Neither did the work of these artists sit well within the limited, dominant ethos of a newly emergent, democratic Germany seeking its place in the post-war art world, now centred on abstraction and apposite responses to the horrors of the Third Reich, in the face of a shift of the centre of the art world from Paris to the USA. The focus was on a Neubeginn (a new start) and not on addressing the devastating career ruptures and personal cruelties visited on artists in exile or murdered by the Third Reich.
Where artists did not survive beyond 1945, because of suicide, such as in the case of Anita Rée, or euthanasia or extermination, such as Elfriede Lohse-Wächtler and Moissey Kogan, who was there to represent, protect and reconstitute their shattered oeuvres and legacies in the face of all the constraints outlined above?

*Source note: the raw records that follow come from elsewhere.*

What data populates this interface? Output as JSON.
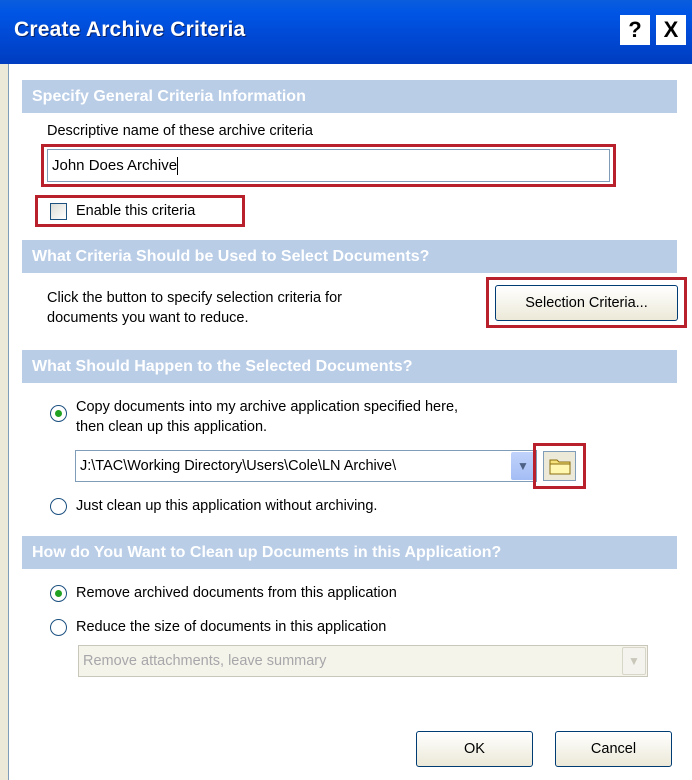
{
  "window": {
    "title": "Create Archive Criteria",
    "help_label": "?",
    "close_label": "X"
  },
  "general": {
    "header": "Specify General Criteria Information",
    "name_label": "Descriptive name of these archive criteria",
    "name_value": "John Does Archive",
    "enable_label": "Enable this criteria",
    "enable_checked": false
  },
  "selection": {
    "header": "What Criteria Should be Used to Select Documents?",
    "desc_line1": "Click the button to specify selection criteria for",
    "desc_line2": "documents you want to reduce.",
    "button_label": "Selection Criteria..."
  },
  "happen": {
    "header": "What Should Happen to the Selected Documents?",
    "copy_line1": "Copy documents into my archive application specified here,",
    "copy_line2": "then clean up this application.",
    "path_value": "J:\\TAC\\Working Directory\\Users\\Cole\\LN Archive\\",
    "cleanup_label": "Just clean up this application without archiving.",
    "selected": "copy"
  },
  "cleanup": {
    "header": "How do You Want to Clean up Documents in this Application?",
    "remove_label": "Remove archived documents from this application",
    "reduce_label": "Reduce the size of documents in this application",
    "reduce_option": "Remove attachments, leave summary",
    "selected": "remove"
  },
  "footer": {
    "ok_label": "OK",
    "cancel_label": "Cancel"
  },
  "colors": {
    "titlebar": "#0055E5",
    "section_header": "#B9CDE7",
    "highlight": "#B8202B"
  }
}
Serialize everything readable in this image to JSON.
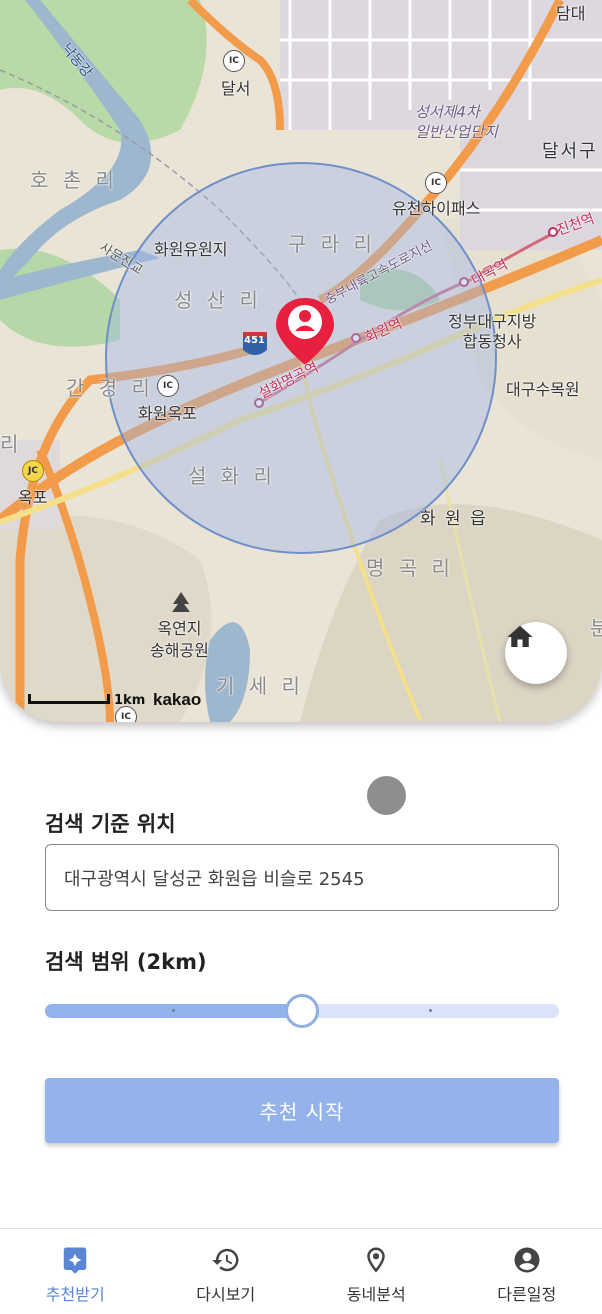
{
  "map": {
    "labels": {
      "nakdong": "낙동강",
      "dalseo_gu": "달서구",
      "dalseo": "달서",
      "dam": "담대",
      "seongseo": "성서제4차\n일반산업단지",
      "hochon": "호 촌 리",
      "hwawon_park": "화원유원지",
      "gurari": "구 라 리",
      "seongsan": "성 산 리",
      "yuncheon": "유천하이패스",
      "jinchun": "진천역",
      "daegok": "대곡역",
      "hwawon_station": "화원역",
      "seolhwa_station": "설화명곡역",
      "expressway": "중부내륙고속도로지선",
      "government": "정부대구지방\n합동청사",
      "arboretum": "대구수목원",
      "ganggyeong": "간 경 리",
      "hwawon_okpo": "화원옥포",
      "seolhwari": "설 화 리",
      "hwawon_eup": "화 원 읍",
      "myeonggok": "명 곡 리",
      "okpo": "옥포",
      "okyeonji": "옥연지\n송해공원",
      "giseri": "기 세 리",
      "sm_bridge": "사문진교",
      "route": "451",
      "ri_left": "리",
      "bun": "분"
    },
    "scale": "1km",
    "logo": "kakao",
    "ic_label": "IC",
    "jc_label": "JC"
  },
  "search": {
    "location_title": "검색 기준 위치",
    "address_value": "대구광역시 달성군 화원읍 비슬로 2545",
    "range_title": "검색 범위 (2km)",
    "range_value": 0.5,
    "start_label": "추천 시작"
  },
  "nav": {
    "items": [
      {
        "label": "추천받기",
        "icon": "recommend-icon",
        "active": true
      },
      {
        "label": "다시보기",
        "icon": "history-icon",
        "active": false
      },
      {
        "label": "동네분석",
        "icon": "location-pin-icon",
        "active": false
      },
      {
        "label": "다른일정",
        "icon": "account-icon",
        "active": false
      }
    ]
  },
  "colors": {
    "accent": "#5b86d6",
    "button": "#93b3ea",
    "marker": "#e8203f",
    "radius_circle": "#9db4e6"
  }
}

These are artists who were also excluded post-war, because no-one, or no state, chose, or was in a position, to foster or promote their art. As a result of the damage done to the oeuvres of these artists, often little sense could be made of them as a whole. There is no doubt that the incompleteness of an artist’s oeuvre can render exhibition-making difficult, particularly in the case of retrospective shows, which might otherwise bring an artist’s entire body of work to greater prominence. The concerted research required to reconstruct these bodies of work, and the arcs of these careers, had to wait for the shift in art historical emphasis that came in the late 20th century.

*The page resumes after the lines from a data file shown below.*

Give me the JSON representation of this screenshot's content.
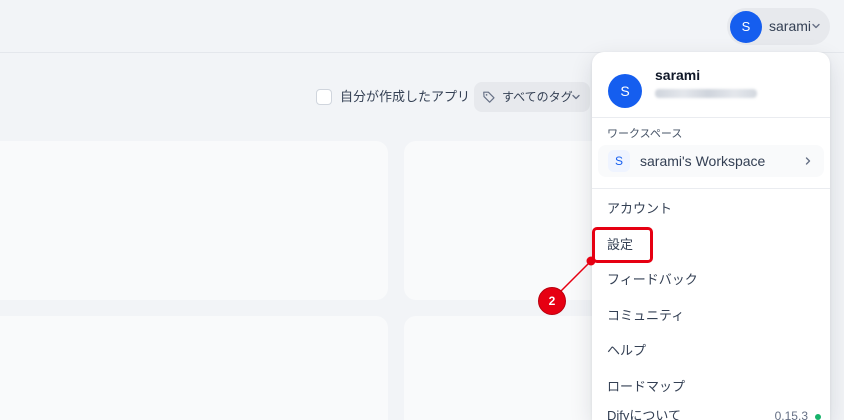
{
  "header": {
    "user_menu": {
      "avatar_initial": "S",
      "username": "sarami",
      "chevron_icon": "chevron-down-icon"
    }
  },
  "filters": {
    "my_apps": {
      "label": "自分が作成したアプリ",
      "checked": false
    },
    "tag_filter": {
      "label": "すべてのタグ",
      "icon": "tag-icon",
      "chevron_icon": "chevron-down-icon"
    }
  },
  "account_menu": {
    "profile": {
      "avatar_initial": "S",
      "username": "sarami"
    },
    "workspace_section_label": "ワークスペース",
    "current_workspace": {
      "badge_initial": "S",
      "name": "sarami's Workspace",
      "chevron_icon": "chevron-right-icon"
    },
    "items": [
      {
        "label": "アカウント"
      },
      {
        "label": "設定"
      },
      {
        "label": "フィードバック"
      },
      {
        "label": "コミュニティ"
      },
      {
        "label": "ヘルプ"
      },
      {
        "label": "ロードマップ"
      },
      {
        "label": "Difyについて",
        "version": "0.15.3",
        "status_color": "#17b26a"
      }
    ]
  },
  "annotation": {
    "step_number": "2",
    "color": "#e60012"
  },
  "colors": {
    "accent": "#155eef",
    "background": "#f2f4f7",
    "card": "#f9fafb",
    "menu": "#ffffff"
  }
}
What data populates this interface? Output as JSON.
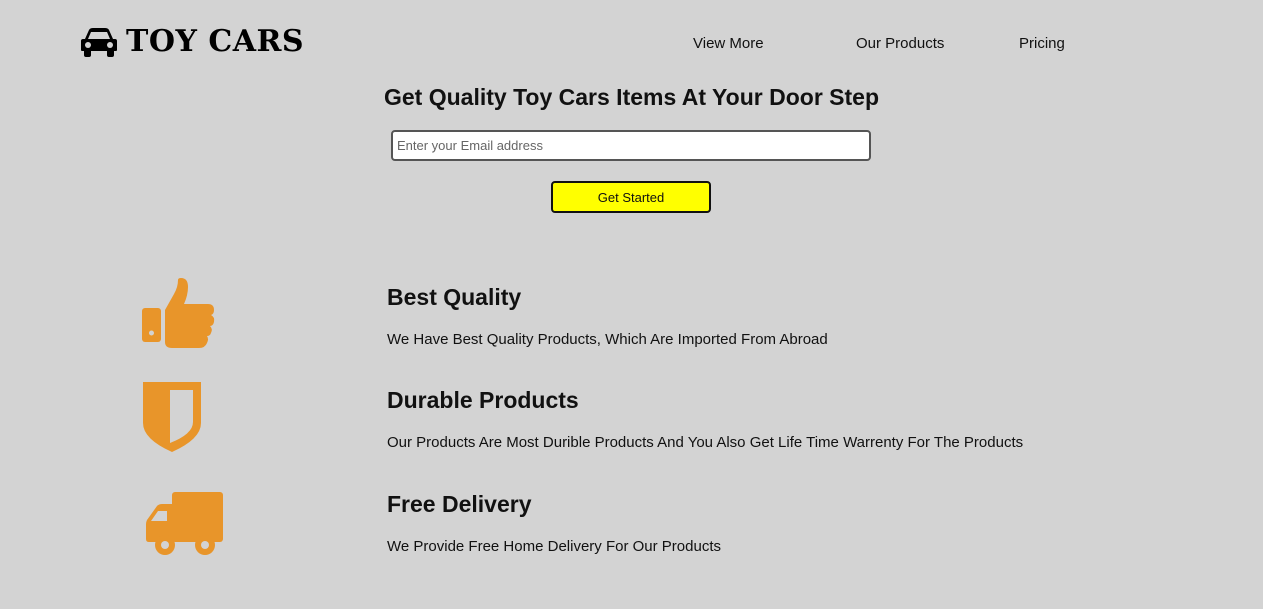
{
  "header": {
    "logo_text": "TOY CARS",
    "logo_icon": "car-icon",
    "nav": [
      {
        "label": "View More"
      },
      {
        "label": "Our Products"
      },
      {
        "label": "Pricing"
      }
    ]
  },
  "hero": {
    "title": "Get Quality Toy Cars Items At Your Door Step",
    "email_placeholder": "Enter your Email address",
    "email_value": "",
    "button_label": "Get Started",
    "button_color": "#ffff00"
  },
  "features": [
    {
      "icon": "thumbs-up-icon",
      "title": "Best Quality",
      "description": "We Have Best Quality Products, Which Are Imported From Abroad"
    },
    {
      "icon": "shield-icon",
      "title": "Durable Products",
      "description": "Our Products Are Most Durible Products And You Also Get Life Time Warrenty For The Products"
    },
    {
      "icon": "delivery-truck-icon",
      "title": "Free Delivery",
      "description": "We Provide Free Home Delivery For Our Products"
    }
  ],
  "colors": {
    "background": "#d3d3d3",
    "icon_orange": "#e8952a",
    "accent_yellow": "#ffff00"
  }
}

Over the last few decades, scholarly attention has turned to the oeuvres of many of these artists. Lohse-Wächtler was rediscovered in the 1980s and her work has since featured in a number of exhibitions and publications on her life and career. Lerski was accorded a solo exhibition at the Musée d’art et d’histoire du Judaïsme, Paris, last year. The art historian, Maike Bruhns and others have done much to research, reconstitute and publicise Anita Rée‘s work, and efforts are currently being made to document and describe the surviving and lost aspects of Jussuf Abbo‘s oeuvre. Moissey Kogan has been the subject of much research over several decades; his work, as a result, is increasingly being exhibited and published in various forms, following a retrospective of his oeuvre in 2002 and an exhibition dedicated to him in 2004, alongside Paul Gangolf and Otto Freundlich. Nonetheless, there is much still to do.
As one can see from footage of the exhibition, Ulrich Luckhardt and his team are to be congratulated for having brought together a striking selection of works for this powerful and varied exhibition. As the show emphasises, Modernism was always pluralist and never linear in any simplistic manner. The painters, photographers and sculptors shown at Kunstforum Ingelheim deserve, as much as other now more prominent artists, to have their work fully documented, reconstituted, and made available to the public in the form of exhibitions and publications. It is to be hoped that the conditions necessary, both in terms of financial and institutional support, are forthcoming to allow for the righting, in as far as possible, of grievous historic wrongs perpetrated on talented artists and important bodies of art.
Featured image: Elfriede Lohse-Wächtler, Lissy, pencil and watercolour, 1931, private collection, on the front cover of Vergessene Moderne, Kunst in Deutschland zwischen den Weltkriegen, exh. cat., Internationale Tage Ingelheim, 14 April – 23 June 2019